Complex spine surgery is the second fork in the road, and much of this is concerned with dissecting out why certain patients fail back surgery. The concept that has gained the most traction is the idea of “sagittal balance.” Essentially, this means that the ideal biomechanics of the spine are such that the head remains centered over the pelvis. This is accomplished by a series of complementary curves in the spine. In the native spine, a backwards curve, or lordosis, is present in the cervical (neck) and lumbar (low back) spine, and an opposite kyphotic curve is present in the thoracic spine.
In many of the “old school” lumbar (and to some extent, cervical) fusions, the natural lordotic curve was reduced, leading to “flat back syndrome.” This caused increased pain and workload on the rest of the spine because non-fused segments needed to accommodate the curvature lost by surgery. This leads to adjacent spinal segments failing over time, and a “domino effect” leading to more surgeries. This is called adjacent segment disease. To make matters worse, over two-thirds of the lordosis in the lumbar spine is present from L4-S1 which are the most commonly operated levels.

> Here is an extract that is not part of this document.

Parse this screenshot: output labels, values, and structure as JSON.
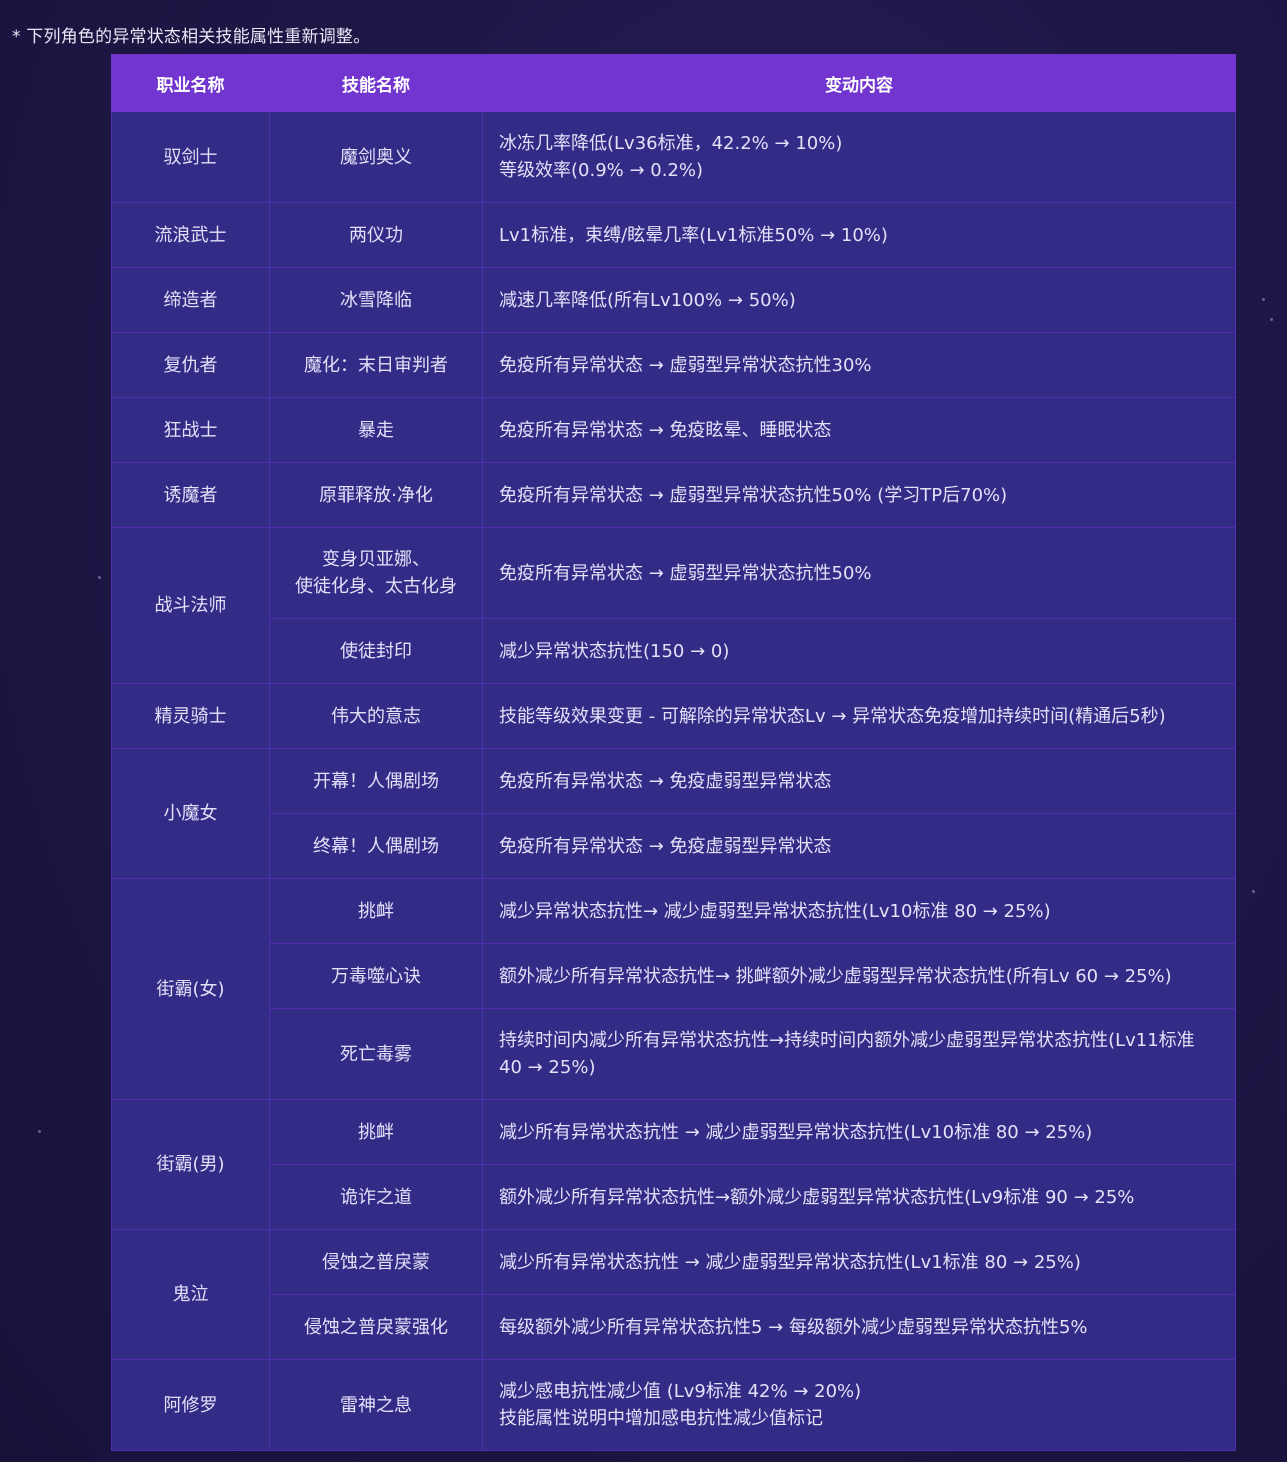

Corrective surgeries for flat-back syndrome have historically been large, morbid surgeries, called deformity corrections, that ultimately lead to improved outcomes if a patient could tolerate the surgery magnitude. Nowadays, innovations in this space such as hyperlordotic implants and lateral access surgery, have made these surgeries more palatable. However, many “old school” spine surgeons brush off sagittal balance, most likely because the topic seems daunting.
With that in mind, it is always easier to prevent problems in the first place rather than fix them after the fact. I heard once from another spine surgeon that we all are deformity surgeons, some of us are in the business of fixing and others are in the business of creating. In order to avoid flat back syndrome, we measure the relationship between the lumbar spine and the pelvis (lumbopelvic parameters). This is done to ensure that if we must fuse a patient, we do so in a way where the lumbar lordosis matches the forward tilt of the pelvis, thus keeping the spine aligned. I also apply these principles to the cervical spine, and I am a proponent of total disc replacement surgery (cervical arthroplasty, Mobi-C) in the neck to maintain motion in deteriorated segments of the cervical spine.
That being said, I am most excited about the technologies that allow us to treat patients without altering the biomechanics of the spine. These include early use of spinal cord stimulation (before fusion surgeries), minimally invasive laminotomies, microdiscectomies and other ways to take pressure off nerves, endoscopic spine surgery, and minimally-disruptive treatment of spinal stenosis such as the Superion device (Vertiflex). Some initial data is promising for regenerative therapies such as the injection of Platelet-Rich Plasma (PRP) into discs of the lumbar spine. These are all therapies I use in my practice.
Part 2 of this series regarding “minimally-disruptive spine surgery” can be read here. Part 3 of this series will discuss advancements in neuromodulation for spine-related pain. Part 4 will discuss regenerative therapies.